Exercise input:

=== Begin Enclosure ===

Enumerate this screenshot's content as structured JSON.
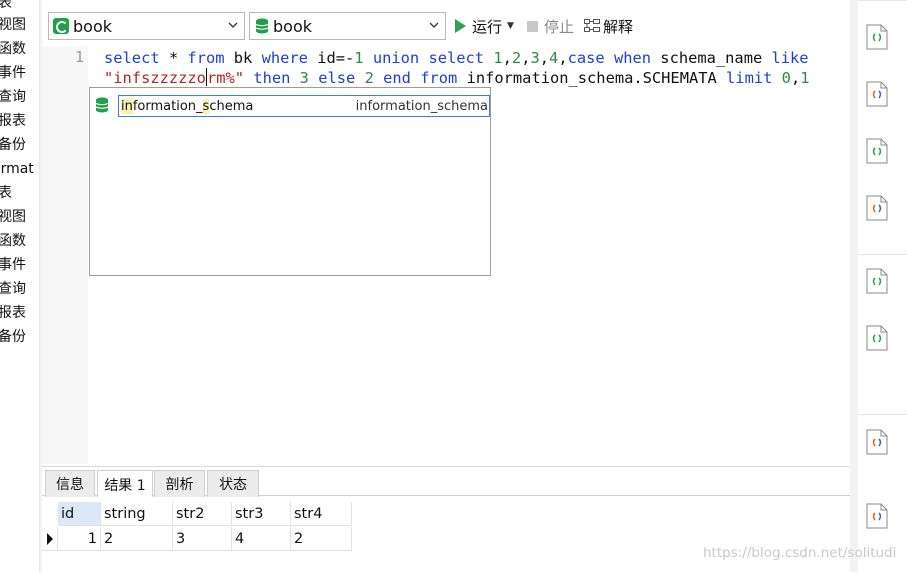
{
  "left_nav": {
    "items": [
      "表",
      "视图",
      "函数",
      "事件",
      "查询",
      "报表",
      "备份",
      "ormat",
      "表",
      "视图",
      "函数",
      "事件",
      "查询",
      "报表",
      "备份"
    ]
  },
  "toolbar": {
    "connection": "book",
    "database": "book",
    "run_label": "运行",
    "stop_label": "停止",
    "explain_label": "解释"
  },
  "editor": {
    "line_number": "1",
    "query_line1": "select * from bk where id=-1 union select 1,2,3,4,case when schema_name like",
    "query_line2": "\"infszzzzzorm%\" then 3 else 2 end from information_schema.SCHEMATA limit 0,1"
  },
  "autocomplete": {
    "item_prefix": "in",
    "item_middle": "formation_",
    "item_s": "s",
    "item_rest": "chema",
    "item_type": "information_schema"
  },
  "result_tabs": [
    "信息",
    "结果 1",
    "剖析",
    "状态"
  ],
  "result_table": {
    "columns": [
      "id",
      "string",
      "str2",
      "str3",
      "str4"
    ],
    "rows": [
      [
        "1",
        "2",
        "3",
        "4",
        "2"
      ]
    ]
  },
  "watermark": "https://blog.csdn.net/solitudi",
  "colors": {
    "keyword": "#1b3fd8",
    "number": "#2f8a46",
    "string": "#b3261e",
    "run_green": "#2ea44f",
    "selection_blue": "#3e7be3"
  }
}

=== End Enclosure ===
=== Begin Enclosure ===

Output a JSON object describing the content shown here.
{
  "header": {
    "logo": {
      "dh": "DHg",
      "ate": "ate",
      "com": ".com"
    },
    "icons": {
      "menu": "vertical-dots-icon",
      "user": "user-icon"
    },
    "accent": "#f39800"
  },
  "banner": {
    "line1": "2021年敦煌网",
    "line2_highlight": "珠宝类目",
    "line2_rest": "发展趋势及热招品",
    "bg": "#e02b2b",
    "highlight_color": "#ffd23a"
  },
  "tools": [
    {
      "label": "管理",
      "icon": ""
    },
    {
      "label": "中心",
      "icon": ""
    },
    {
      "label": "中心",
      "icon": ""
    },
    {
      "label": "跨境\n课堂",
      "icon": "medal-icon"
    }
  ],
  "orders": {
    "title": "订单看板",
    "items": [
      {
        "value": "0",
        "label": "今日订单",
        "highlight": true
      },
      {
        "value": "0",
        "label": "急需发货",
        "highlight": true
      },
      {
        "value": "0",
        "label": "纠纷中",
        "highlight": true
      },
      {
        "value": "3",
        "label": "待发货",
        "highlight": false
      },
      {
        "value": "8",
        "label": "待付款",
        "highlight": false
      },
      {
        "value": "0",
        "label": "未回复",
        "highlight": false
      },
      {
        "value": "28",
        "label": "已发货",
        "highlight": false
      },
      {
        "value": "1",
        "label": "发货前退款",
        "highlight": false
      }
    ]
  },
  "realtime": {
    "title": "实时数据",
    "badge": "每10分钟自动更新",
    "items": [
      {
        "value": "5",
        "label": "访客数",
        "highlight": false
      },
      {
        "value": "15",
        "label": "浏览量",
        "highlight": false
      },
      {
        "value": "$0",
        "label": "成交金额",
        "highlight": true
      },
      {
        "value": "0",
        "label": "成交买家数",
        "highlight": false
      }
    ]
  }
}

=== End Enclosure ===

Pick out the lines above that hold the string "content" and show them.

Enumerate this screenshot's content as structured JSON.
Output a JSON object describing the content shown here.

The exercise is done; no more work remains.